Port X originated from the disillusionment of its founders with the existing trucking and logistics industry, particularly with the basics of customer service. The seven friends all grew up in Western New York, went to college locally, and met while working in the transportation field. They worked for different firms, but shared similar experiences.

“We noticed that there was a void in the trucking industry,” Cunningham said. “We felt that customer service had kind of gone by the wayside. We noticed that people had lost track of some of the mundane things – the pleases and thank-yous.”

They also saw opportunities for more efficient and effective service for customers, using newer technology to benefit customers.
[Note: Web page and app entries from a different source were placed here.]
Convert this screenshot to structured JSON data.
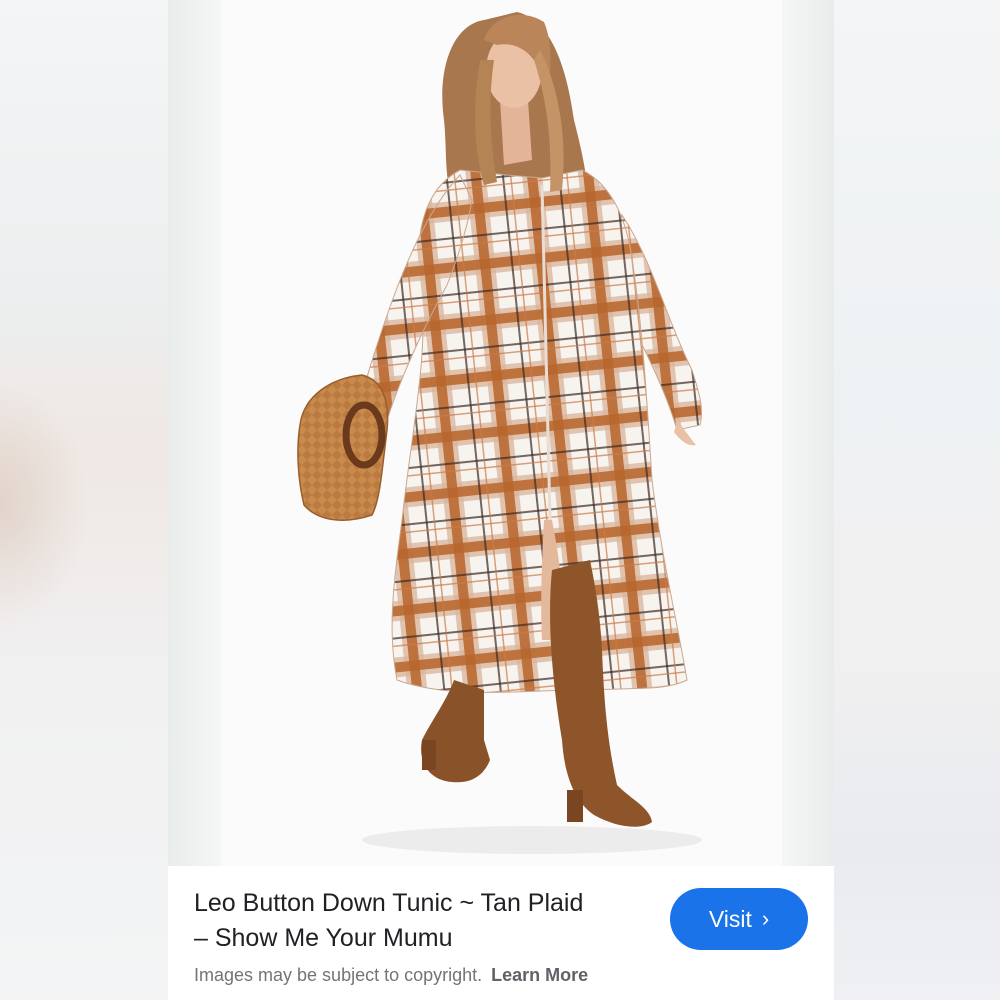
{
  "result": {
    "title_line1": "Leo Button Down Tunic ~ Tan Plaid",
    "title_line2": "– Show Me Your Mumu",
    "visit_label": "Visit",
    "copyright_text": "Images may be subject to copyright.",
    "learn_more_label": "Learn More"
  },
  "icons": {
    "visit_chevron": "chevron-right-icon"
  },
  "colors": {
    "accent": "#1a73e8",
    "plaid_rust": "#b8652c",
    "plaid_tan": "#d9b49a",
    "boots": "#8a5228"
  }
}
They partnered with a startup technology company called Turvo in Silicon Valley, and jointly developed a transportation management system and an app for drivers that allows more precise tracking of shipments at any time.

“In the logistics industry, the joke has always been we’re five to 10 years behind in technology,” said Morrison, whose grandfather worked on a Great Lakes freighter. “Where we are with Turvo, we’re five to 10 years into the future.”

The Turvo system and app – which the drivers are required to use for Port X jobs – allow customers to go online and easily find their shipments 24 hours a day, using any electronic device or platform. That offers what the industry calls “end-to-end visibility.”

“Everybody wants to know where their freight is at all times,” Morrison said. “If they want to find out what’s going on with their shipment, they just open up the app. They don’t even have to call us or email us.”

They can also use the app to send a message to Port X or retrieve key documents. That’s in contrast to traditional transportation management software that are “clunky and outdated,” Cunningham added.

When the group came together, they started with five people in Buffalo, plus one each in Oakland, Calif., and Montana, where Kempisty and Randhawa had relocated, respectively. Kempisty and Randhawa pursued sales, while the five here constituted the “war room” to get the company off the ground and service customers.

In Buffalo, the team took up space at 95 Perry St., in the first-floor former office that had been used by Philadelphia-based Global Spectrum, the company that briefly operated Canalside. The space was tight, with walls, desks and a conference room, but not “much room to grow,” Cunningham said. “We were all huddled together in this room here.”

Within six months, they started exploring options – including on Main Street next to Shea’s Performing Arts Center and another spot in Allentown. But just as they were starting to worry about what to do, they learned that the Lagerhaus restaurant next to them was being vacated. So they called their landlord, Samuel Savarino, to express interest and see the space.

The $50,000 renovation included knocking down the walls between the firm’s old 2,100-square-foot office and Lagerhaus, and redoing the entire space. The expansion more than doubled the firm’s footprint to 5,300 square feet, and gave it the openness that the founders desired. There was even room for a “relaxation and entertainment” area, with beanbag chairs and a place to eat.

“In the winter, you’re pretty much stuck in here. Nobody wants to go anywhere. You’re stuck at your desk,” said Zeis, one of the other founders. “So to have a space like this for people to get away from it for a little bit is perfect.”